He said that it was the case of the Muslim party that the mosque in question was built by the state (Babur) on the land belonging to the state, but it has not been proved by them.
A brief recap of the case
Fourteen appeals have been filed in the Supreme Court against the Allahabad High Court’s 2010 judgment, delivered in four civil suits, which had partitioned the 2.77-acre disputed land equally among the three parties -- the Sunni Waqf Board, the Nirmohi Akhara and Ram Lalla.
Initially, five lawsuits were filed in the lower court. The first one was filed by Gopal Singh Visharad, a devotee of 'Ram Lalla', in 1950 to seek enforcement of the right to worship of Hindus at the disputed site.
In the same year, the Paramahansa Ramachandra Das had also filed the lawsuit for continuation of worship and keeping the idols under the central dome of the now-demolished disputed structure.
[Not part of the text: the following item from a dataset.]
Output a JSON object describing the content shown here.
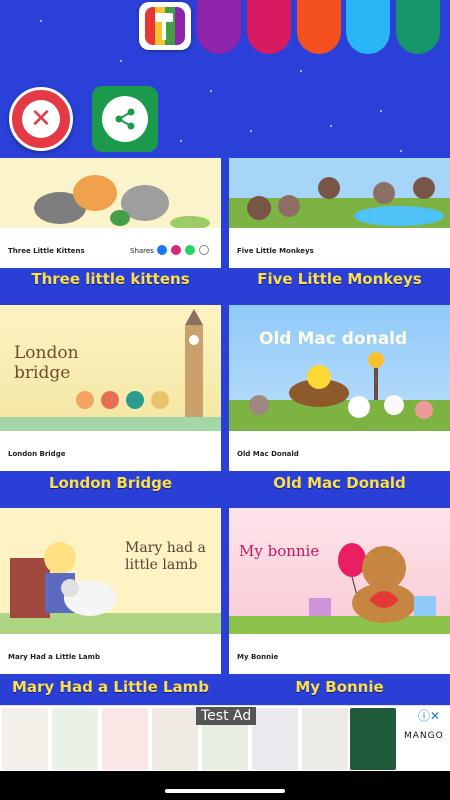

The plea was later withdrawn.
Later, the Nirmohi Akahara also moved the trial court in 1959 seeking management and 'shebaiti' (devotee) rights over the 2.77 acre disputed land.
Then came the lawsuit of the Uttar Pradesh Sunni Central Wakf Board which moved the court in 1961, claiming title right over the disputed property.
The deity, 'Ram Lalla Virajman' through next friend and former Allahabad High Court judge Deoki Nandan Agrawal, and the Janambhoomi (the birthplace) moved the lawsuit in 1989, seeking title right over the entire disputed property on the key ground that the land itself has the character of the deity and of a 'Juristic entity'.
Later, all the lawsuits were transferred to the Allahabad High Court for adjudication following the demolition of the disputed Ram Janambhoomi-Babri masjid structure on December 6, 1992, sparking communal riots in the country.
Posted By: Abhinav Gupta